Remember 2010? Doc Rivers certainly does. That was the season the Celtics started out 23-5, including a Christmas Day defensive throttling of the Magic that left everyone in the NBA calling them the best team in basketball. They played exactly .500 ball the rest of the season, including losing seven of their final 10 regular-season games. But a funny thing happened in the playoffs. They found their groove. They beat the Heat in five games. They stunned the heavily favored Cavaliers and LeBron James in six and disposed of the Magic in six games. They had the Lakers down 3-2 heading back to Los Angeles, needing just one win for an 18th title. They were 12 minutes away with the lead before it finally all caved in during the fourth quarter. Can the same thing happen again, only with a happier ending?
"I wish I actually had a theme or could see something,” Rivers said. “That would be terrific for me. But you don't. In 2010, we were not playing well and all of sudden it just came. So, I just don't know. I think our guys know it's coming, they know the playoffs are coming. You can see they're more focused, they're getting more excited about it. But then you also look at some of them, and they start playing safe because they want to get to the playoffs, and that means bad basketball as well. So, you just don't know."
AVERY BRADLEY IS HEALTHIER THAN LAST YEAR
If the Celtics had a healthy Avery Bradley against the Heat, so the theory goes, they would have taken care of business and beaten the Heat in the Eastern finals and advanced to the NBA finals against the Thunder. That’s not that far off. Consider that Keyon Dooling was the ONLY guard Doc Rivers had off the bench to sub for both Ray Allen and Rajon Rondo. The Heat exploited this in Games 6 and 7. Bradley was a huge defensive factor in the opening-round win against the Hawks. He was big again in the first two games against the Sixers before his shoulders gave out.

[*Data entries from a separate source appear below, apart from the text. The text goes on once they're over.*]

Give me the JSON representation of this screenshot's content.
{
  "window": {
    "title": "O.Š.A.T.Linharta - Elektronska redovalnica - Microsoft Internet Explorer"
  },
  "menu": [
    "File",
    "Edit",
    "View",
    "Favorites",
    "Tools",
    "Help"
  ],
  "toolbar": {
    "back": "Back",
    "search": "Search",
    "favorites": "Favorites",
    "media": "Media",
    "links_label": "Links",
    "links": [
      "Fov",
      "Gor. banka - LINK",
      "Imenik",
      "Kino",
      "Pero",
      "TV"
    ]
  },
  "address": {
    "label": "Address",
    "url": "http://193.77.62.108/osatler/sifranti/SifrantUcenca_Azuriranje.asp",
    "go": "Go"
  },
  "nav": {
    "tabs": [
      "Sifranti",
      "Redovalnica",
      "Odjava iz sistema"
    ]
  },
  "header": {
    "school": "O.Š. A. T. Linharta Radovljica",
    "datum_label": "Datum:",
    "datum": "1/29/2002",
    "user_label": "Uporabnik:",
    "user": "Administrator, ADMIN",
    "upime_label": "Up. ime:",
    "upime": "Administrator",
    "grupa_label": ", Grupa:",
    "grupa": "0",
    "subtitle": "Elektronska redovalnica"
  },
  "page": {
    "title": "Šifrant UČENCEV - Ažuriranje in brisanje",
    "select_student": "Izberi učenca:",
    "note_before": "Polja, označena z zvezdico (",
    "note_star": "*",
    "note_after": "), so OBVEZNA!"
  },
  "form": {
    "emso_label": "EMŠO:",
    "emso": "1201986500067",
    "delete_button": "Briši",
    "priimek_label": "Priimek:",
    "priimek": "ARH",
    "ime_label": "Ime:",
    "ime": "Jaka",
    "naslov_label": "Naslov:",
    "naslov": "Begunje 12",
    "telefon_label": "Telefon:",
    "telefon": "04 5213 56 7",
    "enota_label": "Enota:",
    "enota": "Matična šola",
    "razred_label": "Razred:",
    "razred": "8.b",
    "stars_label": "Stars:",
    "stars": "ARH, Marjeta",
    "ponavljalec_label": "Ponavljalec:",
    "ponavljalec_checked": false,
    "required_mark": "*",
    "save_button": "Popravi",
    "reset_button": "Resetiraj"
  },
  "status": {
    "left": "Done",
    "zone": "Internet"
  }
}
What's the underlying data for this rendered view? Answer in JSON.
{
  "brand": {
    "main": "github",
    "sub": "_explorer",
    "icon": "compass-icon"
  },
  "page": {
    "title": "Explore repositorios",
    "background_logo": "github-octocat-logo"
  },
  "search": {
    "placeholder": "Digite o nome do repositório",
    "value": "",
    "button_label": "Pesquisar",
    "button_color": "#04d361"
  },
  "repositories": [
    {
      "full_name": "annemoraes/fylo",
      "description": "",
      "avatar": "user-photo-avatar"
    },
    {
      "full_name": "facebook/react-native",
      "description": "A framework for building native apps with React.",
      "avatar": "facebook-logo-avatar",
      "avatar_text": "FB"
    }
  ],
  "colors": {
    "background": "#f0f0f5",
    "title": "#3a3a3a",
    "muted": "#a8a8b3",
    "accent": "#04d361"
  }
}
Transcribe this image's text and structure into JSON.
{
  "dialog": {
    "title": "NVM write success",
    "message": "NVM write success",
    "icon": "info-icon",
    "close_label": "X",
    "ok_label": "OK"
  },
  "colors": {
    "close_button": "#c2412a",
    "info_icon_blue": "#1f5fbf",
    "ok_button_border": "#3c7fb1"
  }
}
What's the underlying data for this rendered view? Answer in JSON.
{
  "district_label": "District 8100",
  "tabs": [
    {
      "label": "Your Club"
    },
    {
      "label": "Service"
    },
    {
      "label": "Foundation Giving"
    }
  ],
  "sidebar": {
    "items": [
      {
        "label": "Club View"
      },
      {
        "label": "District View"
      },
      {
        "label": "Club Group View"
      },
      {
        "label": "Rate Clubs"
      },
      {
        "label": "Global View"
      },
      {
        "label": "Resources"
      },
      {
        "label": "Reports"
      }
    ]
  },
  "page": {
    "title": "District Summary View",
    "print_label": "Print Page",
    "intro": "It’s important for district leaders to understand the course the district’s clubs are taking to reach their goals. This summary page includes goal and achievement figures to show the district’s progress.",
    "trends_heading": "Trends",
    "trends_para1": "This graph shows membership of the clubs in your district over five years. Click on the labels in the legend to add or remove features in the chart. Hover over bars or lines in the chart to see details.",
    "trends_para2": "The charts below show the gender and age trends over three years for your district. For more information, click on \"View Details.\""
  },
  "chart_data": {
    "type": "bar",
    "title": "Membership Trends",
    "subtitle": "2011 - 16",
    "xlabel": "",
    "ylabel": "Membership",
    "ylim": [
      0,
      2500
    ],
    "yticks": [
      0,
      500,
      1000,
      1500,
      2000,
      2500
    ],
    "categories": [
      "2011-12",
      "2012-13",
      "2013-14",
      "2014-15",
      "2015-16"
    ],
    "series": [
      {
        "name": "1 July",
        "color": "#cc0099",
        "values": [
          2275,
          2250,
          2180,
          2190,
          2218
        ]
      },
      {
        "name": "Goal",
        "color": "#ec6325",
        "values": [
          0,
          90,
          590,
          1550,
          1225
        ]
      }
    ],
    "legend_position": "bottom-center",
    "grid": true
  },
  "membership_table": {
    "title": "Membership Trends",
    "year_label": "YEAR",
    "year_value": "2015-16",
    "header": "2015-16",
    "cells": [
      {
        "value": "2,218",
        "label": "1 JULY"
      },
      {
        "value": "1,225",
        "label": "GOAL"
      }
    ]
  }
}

COURTNEY LEE REAPPEARS
Why were the Celtics able to go 14-4 in the first 18 games after Rajon Rondo tore his right ACL? Courtney Lee drove the offense efficiently. He got the ball to Pierce and took some of the burden off Pierce bringing the ball up the court all the time. He was able to space the floor and, most importantly, he was the perfect defensive complement to Bradley in the backcourt. With Lee and Bradley on the court at the same time, the Celtics had a terrific 1-2 defensive punch. But in the last three weeks, Lee’s production has dropped off drastically, forcing Rivers to substitute Jeff Green for him in the lineup. It’s worked out well for Green and the Celtics. But the bigger issue is whether Lee rediscovers his game off the bench in time for the playoffs. Since scoring 13 in the heartbreaking loss to the Heat on March 18, Lee has reached double digits just once in the next nine games. With him, the Celtics have a weapon off the bench. Without him, Bradley and the starters could run out of gas fast.
The Celtics have a week to fine tune everything and, most importantly, get Pierce and Garnett ready for one last, long playoff run. Here’s hoping.
Now to the Trags Bag for a sample of preferences for the Celtics’ opponents in the playoffs.
@Mmb728 #Knicks we can and will beat them. #Pacers are tough and play good D.
@Lets_Go_Celtics Despite [Knicks'] win streak I still want to see Knicks. Not a great team on D & they live by the three. X-factor is Felton. #ILLTakeMyChances